    Dear Cloudflare Customer:

    Thursday afternoon, we published a blog post describing a memory leak caused by a serious bug that impacted Cloudflare’s systems. If you haven’t yet, I encourage you to read that post on the bug:

    https://blog.cloudflare.com/incident-report-on-memory-leak-caused-by-cloudflare-parser-bug/

    While we resolved the bug within hours of it being reported to us, there was an ongoing risk that some of our customers’ sensitive information could still be available through third party caches, such as the Google search cache.

    Over the last week, we’ve worked with these caches to discover what customers may have had sensitive information exposed and ensure that the caches are purged. We waited to disclose the bug publicly until after these caches could be cleared in order to mitigate the ability of malicious individuals to exploit any exposed data.

    In our review of these third party caches, we discovered data that had been exposed from approximately 150 of Cloudflare’s customers across our Free, Pro, Business, and Enterprise plans.

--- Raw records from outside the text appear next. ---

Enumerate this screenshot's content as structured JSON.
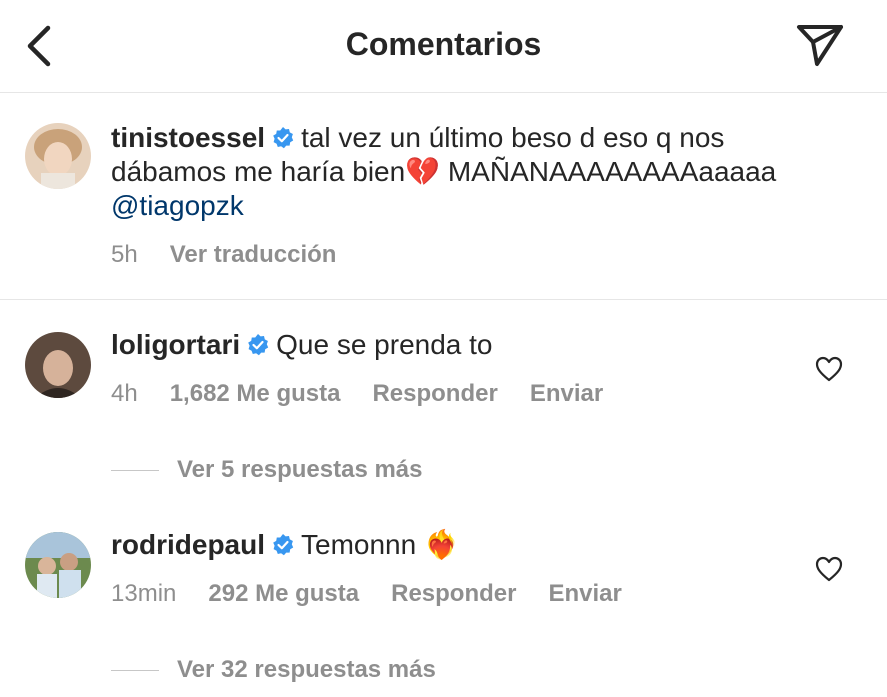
{
  "header": {
    "title": "Comentarios",
    "back_icon": "chevron-left-icon",
    "send_icon": "paper-plane-icon"
  },
  "caption": {
    "username": "tinistoessel",
    "text_part1": "tal vez un último beso d eso q nos dábamos me haría bien",
    "emoji": "💔",
    "text_part2": " MAÑANAAAAAAAAaaaaa",
    "mention": "@tiagopzk",
    "time": "5h",
    "translate": "Ver traducción"
  },
  "comments": [
    {
      "username": "loligortari",
      "text": "Que se prenda to",
      "time": "4h",
      "likes": "1,682 Me gusta",
      "reply": "Responder",
      "send": "Enviar",
      "view_replies": "Ver 5 respuestas más"
    },
    {
      "username": "rodridepaul",
      "text": "Temonnn",
      "emoji": "❤️‍🔥",
      "time": "13min",
      "likes": "292 Me gusta",
      "reply": "Responder",
      "send": "Enviar",
      "view_replies": "Ver 32 respuestas más"
    }
  ],
  "colors": {
    "verified": "#3897f0",
    "mention": "#00376b",
    "meta": "#8e8e8e",
    "text": "#262626"
  }
}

We have reached out to these customers directly to provide them with a copy of the data that was exposed, help them understand its impact, and help them mitigate that impact.

    Fortunately, your domain is not one of the domains where we have discovered exposed data in any third party caches. The bug has been patched so it is no longer leaking data. However, we continue to work with these caches to review their records and help them purge any exposed data we find. If we discover any data leaked about your domains during this search, we will reach out to you directly and provide you full details of what we have found.

    To date, we have yet to find any instance of the bug being exploited, but we recommend if you are concerned that you invalidate and reissue any persistent secrets, such as long lived session identifiers, tokens or keys. Due to the nature of the bug, customer SSL keys were not exposed and do not need to be rotated.

    Again, if we discover new information that impacts you, we will reach out to you directly. In the meantime, if you have any questions or concerns, please don’t hesitate to reach out.

    Matthew Prince
    Cloudflare, Inc.
    Co-founder and CEO

Leave a Reply

Your email address will not be published. Required fields are marked *